Glory of the Satvik people
Bhattarai also explains the practice of animal sacrifice connecting to the idea that there are three kinds of people in the society. “One is Satvik; the vegetarians do not have the feeling of competition and do not give animal sacrifice. The second ones are Rajashi, who have the feeling of competition, who are non-vegetarians and who ritually give animal sacrifice. And, there is another kind called Tamashi, the ones who are non-vegetarian, who eat whatever they like to, who do not abide by rules and regulations, who are lazy and give animal sacrifice (but not ritually).”
He says if one can be a Satvik, that can be the best and there does not exist any practice of animal sacrifice. However, such people are only a handful in today’s world.
On this, Tandon also agrees but adds people of other kinds can also be made Satvik with good thoughts as it is essential for a society to progress.
What do the scriptures say?
Perhaps the division between those promoting and protesting the culture of animal sacrifice stems from contrasting views in various religious texts.
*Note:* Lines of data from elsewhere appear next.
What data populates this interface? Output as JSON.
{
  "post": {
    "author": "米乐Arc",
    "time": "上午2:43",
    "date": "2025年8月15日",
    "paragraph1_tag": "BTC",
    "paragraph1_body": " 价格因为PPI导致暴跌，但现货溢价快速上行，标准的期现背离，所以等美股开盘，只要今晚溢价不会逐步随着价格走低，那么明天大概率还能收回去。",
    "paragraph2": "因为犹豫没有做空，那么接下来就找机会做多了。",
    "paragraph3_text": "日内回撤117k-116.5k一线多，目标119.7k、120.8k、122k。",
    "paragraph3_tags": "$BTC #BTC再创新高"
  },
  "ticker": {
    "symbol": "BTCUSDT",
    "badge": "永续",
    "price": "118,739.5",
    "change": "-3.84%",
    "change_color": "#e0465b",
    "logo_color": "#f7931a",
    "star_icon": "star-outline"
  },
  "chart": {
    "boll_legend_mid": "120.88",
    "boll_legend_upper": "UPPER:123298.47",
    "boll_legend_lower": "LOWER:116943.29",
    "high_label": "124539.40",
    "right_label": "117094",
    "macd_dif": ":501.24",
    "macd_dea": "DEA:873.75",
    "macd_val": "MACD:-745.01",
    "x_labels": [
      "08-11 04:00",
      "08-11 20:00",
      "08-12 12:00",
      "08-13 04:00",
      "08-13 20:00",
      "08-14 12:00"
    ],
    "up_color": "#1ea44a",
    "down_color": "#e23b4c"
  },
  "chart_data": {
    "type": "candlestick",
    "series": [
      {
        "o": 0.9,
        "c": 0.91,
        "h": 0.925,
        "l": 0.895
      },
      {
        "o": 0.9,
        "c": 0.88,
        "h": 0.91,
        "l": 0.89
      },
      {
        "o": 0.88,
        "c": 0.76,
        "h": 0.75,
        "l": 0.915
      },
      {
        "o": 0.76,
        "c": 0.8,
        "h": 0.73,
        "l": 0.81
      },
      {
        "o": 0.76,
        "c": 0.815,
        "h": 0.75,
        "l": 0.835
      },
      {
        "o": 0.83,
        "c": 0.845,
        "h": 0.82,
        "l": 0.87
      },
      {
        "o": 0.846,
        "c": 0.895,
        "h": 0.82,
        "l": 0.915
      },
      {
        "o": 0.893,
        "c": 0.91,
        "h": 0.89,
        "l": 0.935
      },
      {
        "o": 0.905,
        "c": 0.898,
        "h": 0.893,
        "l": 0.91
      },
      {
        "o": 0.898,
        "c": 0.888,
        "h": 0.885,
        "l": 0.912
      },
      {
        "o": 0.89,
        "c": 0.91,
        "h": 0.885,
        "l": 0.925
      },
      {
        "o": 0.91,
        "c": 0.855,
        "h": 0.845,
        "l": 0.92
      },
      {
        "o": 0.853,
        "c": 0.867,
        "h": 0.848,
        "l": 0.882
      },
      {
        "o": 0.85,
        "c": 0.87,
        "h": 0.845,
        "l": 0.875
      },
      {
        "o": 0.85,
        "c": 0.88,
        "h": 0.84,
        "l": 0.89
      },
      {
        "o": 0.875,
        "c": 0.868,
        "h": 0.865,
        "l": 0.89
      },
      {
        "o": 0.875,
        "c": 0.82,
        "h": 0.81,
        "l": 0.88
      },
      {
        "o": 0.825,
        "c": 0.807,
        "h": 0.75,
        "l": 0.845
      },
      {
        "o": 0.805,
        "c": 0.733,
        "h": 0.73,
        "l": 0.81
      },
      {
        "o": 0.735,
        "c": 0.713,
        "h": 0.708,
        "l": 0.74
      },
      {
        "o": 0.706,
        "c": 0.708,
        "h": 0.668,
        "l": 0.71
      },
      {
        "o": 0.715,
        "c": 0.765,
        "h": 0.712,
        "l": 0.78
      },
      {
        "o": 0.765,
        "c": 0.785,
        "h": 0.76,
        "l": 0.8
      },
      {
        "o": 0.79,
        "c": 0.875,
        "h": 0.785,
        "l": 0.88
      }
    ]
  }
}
Bhattarai says, “In Kalika Purana, it is stated that animals are born to serve yagyas. Even in Geeta, it is stated that whatever you eat, it should be first offered to the gods and goddesses.” His idea is that protesting the practice of sacrifice is okay for vegetarians, but the non-vegetarians should offer meat to god before they eat it.
Also, killings done for yagyas are not considered killing as per Manusmriti, Bhattarai says, adding, “However, if one eats the animals for one’s taste, s/he is considered a culprit.”
But, Tandon does not agree with this. He says Parisankhya Bidhi says violent acts should not be done at all, rather this should be gradually decreased and, in fact, eliminated from its root cause. He stresses that the biggest lesson that religious scriptures have taught is that non-violence is a virtue and virtue leads to victory.
On the other hand, death is the cruellest suffering to every being on the earth. “If one earns virtues by killing those beings, what could be a sin for them,” questions Tandon.
He further says, “Animal sacrifice increases violence in society, which is not good anyway. Instead, We all want peace. Human beings, being the greatest being, should think of the good of all the creatures.”